Moustakas singled off Zach Putnam to start the inning and moved to second on a sacrifice bunt. Aoki’s bloop single to center fell just in front of Eaton, who fired a one-hop strike home. Flowers caught it near the top of his glove and despite bringing his bare hand over to cover it Moustakas dislodged the ball with his left knee and scored the go-ahead run.

Kansas City closer Greg Holland then retired the side in order to secure the victory.

“I thought I had it the whole time,” Flowers said. “I looked at the replay and it looked like his knee was pointing it back and it looked like it was literally straight into the web of the glove. I wish I would have hung on to it, but there was nothing I could do different.
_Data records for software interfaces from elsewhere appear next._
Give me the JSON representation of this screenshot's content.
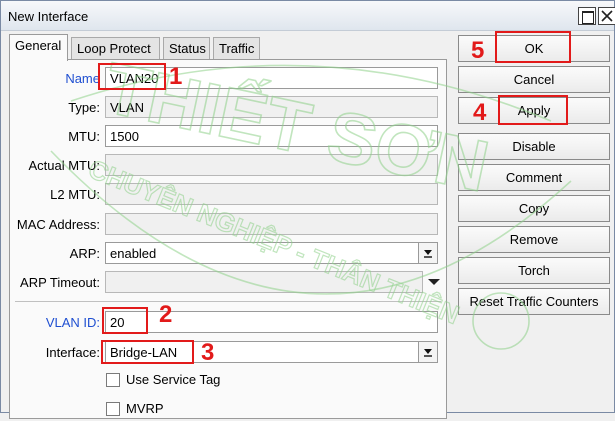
{
  "window": {
    "title": "New Interface"
  },
  "tabs": [
    {
      "label": "General",
      "active": true
    },
    {
      "label": "Loop Protect",
      "active": false
    },
    {
      "label": "Status",
      "active": false
    },
    {
      "label": "Traffic",
      "active": false
    }
  ],
  "form": {
    "name_label": "Name",
    "name_value": "VLAN20",
    "type_label": "Type:",
    "type_value": "VLAN",
    "mtu_label": "MTU:",
    "mtu_value": "1500",
    "actual_mtu_label": "Actual MTU:",
    "actual_mtu_value": "",
    "l2mtu_label": "L2 MTU:",
    "l2mtu_value": "",
    "mac_label": "MAC Address:",
    "mac_value": "",
    "arp_label": "ARP:",
    "arp_value": "enabled",
    "arp_timeout_label": "ARP Timeout:",
    "arp_timeout_value": "",
    "vlan_id_label": "VLAN ID:",
    "vlan_id_value": "20",
    "interface_label": "Interface:",
    "interface_value": "Bridge-LAN",
    "use_service_tag_label": "Use Service Tag",
    "use_service_tag_checked": false,
    "mvrp_label": "MVRP",
    "mvrp_checked": false
  },
  "buttons": {
    "ok": "OK",
    "cancel": "Cancel",
    "apply": "Apply",
    "disable": "Disable",
    "comment": "Comment",
    "copy": "Copy",
    "remove": "Remove",
    "torch": "Torch",
    "reset_traffic": "Reset Traffic Counters"
  },
  "annotations": {
    "n1": "1",
    "n2": "2",
    "n3": "3",
    "n4": "4",
    "n5": "5",
    "color": "#e21a1a"
  },
  "watermark": {
    "line1": "THIẾT SƠN",
    "line2": "CHUYÊN NGHIỆP - THÂN THIỆN",
    "color": "#8fd18a"
  },
  "colors": {
    "label_blue": "#1f4fd1",
    "panel_bg": "#fafafa",
    "window_bg": "#f0f0f0"
  }
}
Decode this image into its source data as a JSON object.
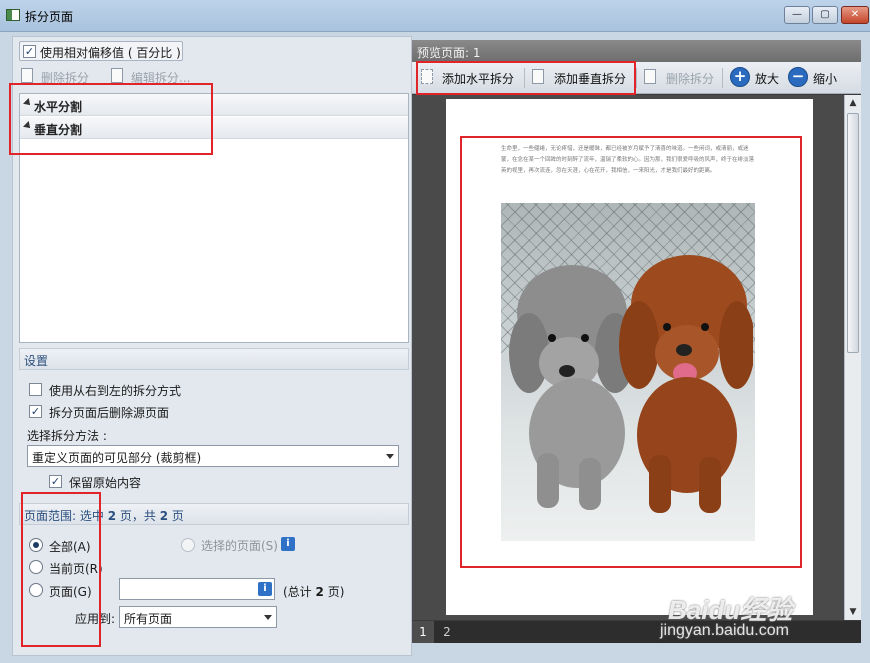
{
  "window": {
    "title": "拆分页面",
    "min_glyph": "—",
    "max_glyph": "▢",
    "close_glyph": "✕"
  },
  "left": {
    "use_relative_offset_label": "使用相对偏移值 ( 百分比 )",
    "use_relative_offset_checked": true,
    "toolbar": {
      "delete_split": "删除拆分",
      "edit_split": "编辑拆分..."
    },
    "split_list": [
      {
        "label": "水平分割"
      },
      {
        "label": "垂直分割"
      }
    ],
    "settings": {
      "header": "设置",
      "rtl_label": "使用从右到左的拆分方式",
      "rtl_checked": false,
      "delete_source_label": "拆分页面后删除源页面",
      "delete_source_checked": true,
      "method_label": "选择拆分方法 :",
      "method_value": "重定义页面的可见部分 (裁剪框)",
      "keep_original_label": "保留原始内容",
      "keep_original_checked": true
    },
    "page_range": {
      "header_prefix": "页面范围: 选中",
      "selected_count": "2",
      "header_mid": "页，共",
      "total_count": "2",
      "header_suffix": "页",
      "all_label": "全部(A)",
      "current_label": "当前页(R)",
      "pages_label": "页面(G)",
      "selected_pages_label": "选择的页面(S)",
      "pages_input_value": "",
      "total_prefix": "(总计",
      "total_pages": "2",
      "total_suffix": "页)",
      "apply_to_label": "应用到:",
      "apply_to_value": "所有页面",
      "selected_option": "all"
    }
  },
  "right": {
    "preview_header": "预览页面: 1",
    "toolbar": {
      "add_horizontal": "添加水平拆分",
      "add_vertical": "添加垂直拆分",
      "delete_split": "删除拆分",
      "zoom_in": "放大",
      "zoom_out": "缩小"
    },
    "page_text": "生命里，一些缱绻，无论疼惜，还是暖昧，都已经被岁月赋予了清喜的味道。一些闲词，或清丽，或迷蒙，在念在某一个回眸的时刻醉了流年，温瑞了柔软的心。因为那，我们很爱呼吸的风声，终于在绯淡落英的视里，再次流连，忽在天涯，心在花开，我相信，一来阳光，才是我们最好的距离。",
    "pages": [
      "1",
      "2"
    ],
    "active_page": "1"
  },
  "watermark": {
    "brand": "Baidu经验",
    "site": "jingyan.baidu.com"
  },
  "colors": {
    "annotation_red": "#e0242a",
    "accent_blue": "#2a6bbf"
  }
}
I don't regret anything I did and I'm not going to do anything different next time.”

Quintana can say the same for himself.
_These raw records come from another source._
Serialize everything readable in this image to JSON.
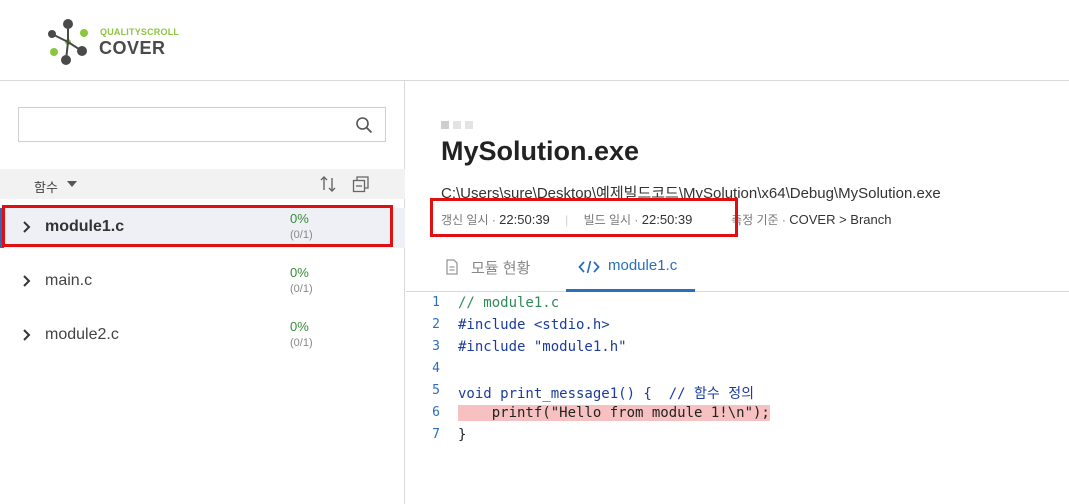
{
  "logo": {
    "small": "QUALITYSCROLL",
    "big": "COVER"
  },
  "sidebar": {
    "search": {
      "value": "",
      "placeholder": ""
    },
    "column_label": "함수",
    "files": [
      {
        "name": "module1.c",
        "percent": "0%",
        "fraction": "(0/1)",
        "selected": true
      },
      {
        "name": "main.c",
        "percent": "0%",
        "fraction": "(0/1)",
        "selected": false
      },
      {
        "name": "module2.c",
        "percent": "0%",
        "fraction": "(0/1)",
        "selected": false
      }
    ]
  },
  "main": {
    "title": "MySolution.exe",
    "path": "C:\\Users\\sure\\Desktop\\예제빌드코드\\MySolution\\x64\\Debug\\MySolution.exe",
    "meta": {
      "updated_label": "갱신 일시 ·",
      "updated_value": "22:50:39",
      "build_label": "빌드 일시 ·",
      "build_value": "22:50:39",
      "criteria_label": "측정 기준 ·",
      "criteria_value": "COVER > Branch"
    },
    "tabs": [
      {
        "label": "모듈 현황",
        "active": false
      },
      {
        "label": "module1.c",
        "active": true
      }
    ]
  },
  "code": {
    "lines": [
      {
        "n": "1",
        "text": "// module1.c"
      },
      {
        "n": "2",
        "text": "#include <stdio.h>"
      },
      {
        "n": "3",
        "text": "#include \"module1.h\""
      },
      {
        "n": "4",
        "text": ""
      },
      {
        "n": "5",
        "text": "void print_message1() {  // 함수 정의"
      },
      {
        "n": "6",
        "text": "    printf(\"Hello from module 1!\\n\");",
        "highlight": true
      },
      {
        "n": "7",
        "text": "}"
      }
    ]
  },
  "colors": {
    "accent": "#2a6ebc",
    "coverage_green": "#3a8a3a",
    "uncovered_highlight": "#f8c1c1",
    "annotation_red": "#e01010"
  }
}
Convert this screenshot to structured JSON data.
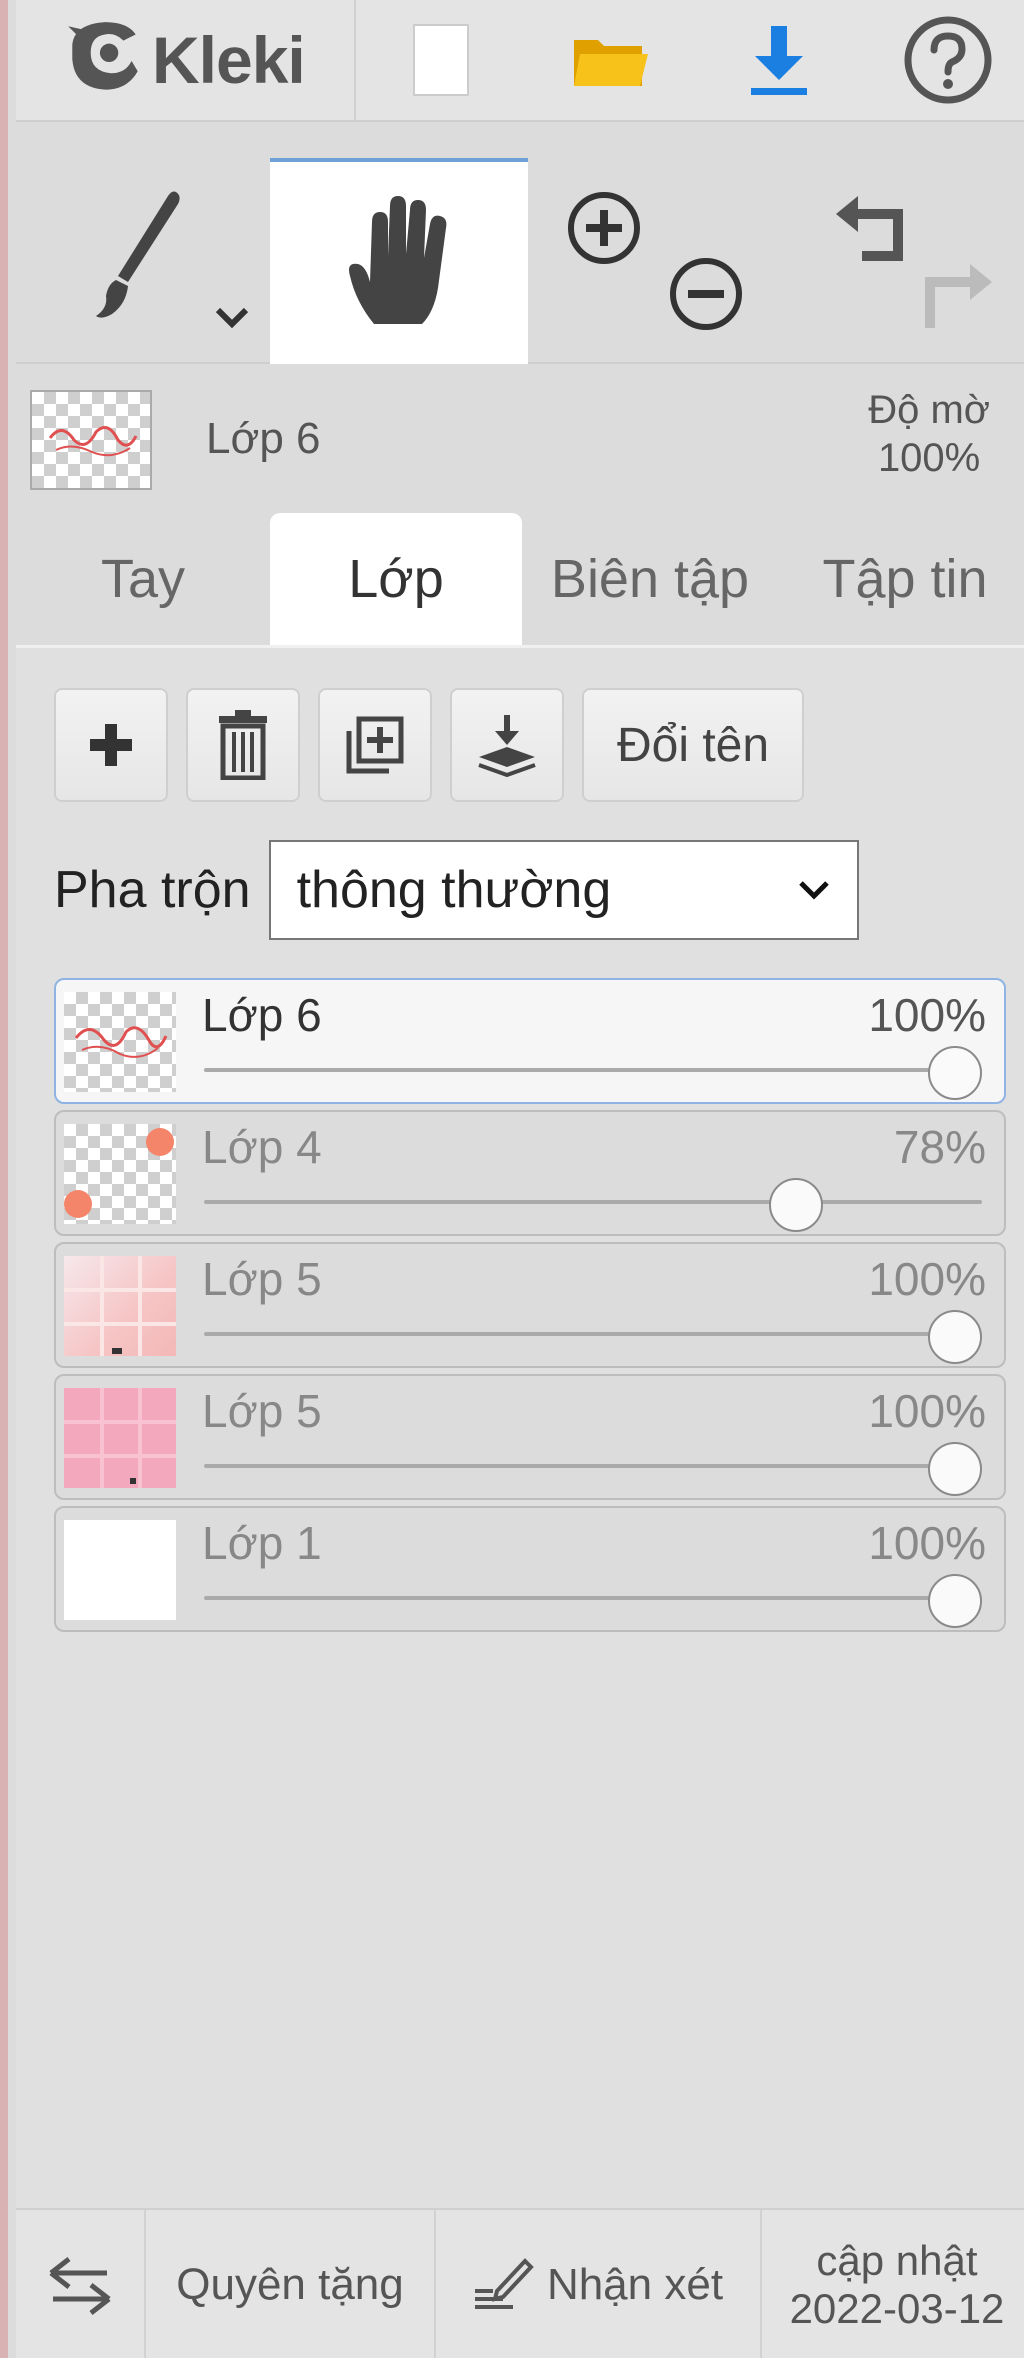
{
  "app": {
    "name": "Kleki"
  },
  "topbar": {
    "icons": [
      "new-document-icon",
      "open-folder-icon",
      "download-icon",
      "help-icon"
    ]
  },
  "tools": {
    "brush": "brush-icon",
    "hand": "hand-icon",
    "zoom_in": "zoom-in-icon",
    "zoom_out": "zoom-out-icon",
    "undo": "undo-icon",
    "redo": "redo-icon"
  },
  "current_layer": {
    "name": "Lớp 6",
    "opacity_label": "Độ mờ",
    "opacity_value": "100%"
  },
  "tabs": [
    {
      "label": "Tay",
      "active": false
    },
    {
      "label": "Lớp",
      "active": true
    },
    {
      "label": "Biên tập",
      "active": false
    },
    {
      "label": "Tập tin",
      "active": false
    }
  ],
  "layer_actions": {
    "add": "plus-icon",
    "delete": "trash-icon",
    "duplicate": "duplicate-icon",
    "merge_down": "merge-down-icon",
    "rename_label": "Đổi tên"
  },
  "blend": {
    "label": "Pha trộn",
    "value": "thông thường"
  },
  "layers": [
    {
      "name": "Lớp 6",
      "opacity": "100%",
      "level": 1.0,
      "selected": true
    },
    {
      "name": "Lớp 4",
      "opacity": "78%",
      "level": 0.78,
      "selected": false
    },
    {
      "name": "Lớp 5",
      "opacity": "100%",
      "level": 1.0,
      "selected": false
    },
    {
      "name": "Lớp 5",
      "opacity": "100%",
      "level": 1.0,
      "selected": false
    },
    {
      "name": "Lớp 1",
      "opacity": "100%",
      "level": 1.0,
      "selected": false
    }
  ],
  "footer": {
    "swap_icon": "swap-arrows-icon",
    "donate": "Quyên tặng",
    "feedback": "Nhận xét",
    "update_label": "cập nhật",
    "update_date": "2022-03-12"
  },
  "colors": {
    "accent_blue": "#1a7fe0",
    "folder_yellow": "#f5b800",
    "selected_border": "#8fb4e3"
  }
}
The king of no decisions earned another one after he gave up a run over seven innings.

Quintana allowed his lone run in the first inning after Lorenzo Cain doubled and came around on a pair of sacrifices.

From there he got a series of ground balls, including double plays in three straight innings. Quintana matched Shields step for step. He struck out Danny Valencia with two on in the sixth inning to preserve a tie and then returned for a 10-pitch seventh inning.

[MORE: Five years later: Recalling Mark Buehrle's perfect game]

Quintana allowed seven hits and walked two over 112 pitches. He lowered his ERA to 3.15.

“I threw more strikes,” Quintana said. “I was ahead in the count and it’s better for me because you stay longer in the game. Sometimes you have games with more strikeouts. Today I stayed longer because I had contact early.”

Shields got stronger as the day went on.

He surrendered a run in the first inning after Jose Abreu doubled and scored on Adam Dunn’s two-out RBI single. The White Sox loaded the bases in the third with two outs, but Shields got Gordon Beckham to bounce into a fielder’s choice.

From there he retired 14 of 17 before handing it off to the bullpen.

Shields allowed six hits and walked one while striking out seven over seven innings.

“Q threw a great game, battled, their guy battled,” Ventura said. “Two guys like that going at it and it’s slim pickings for runs. We had opportunities and weren’t able to really scratch across anything to push ahead.”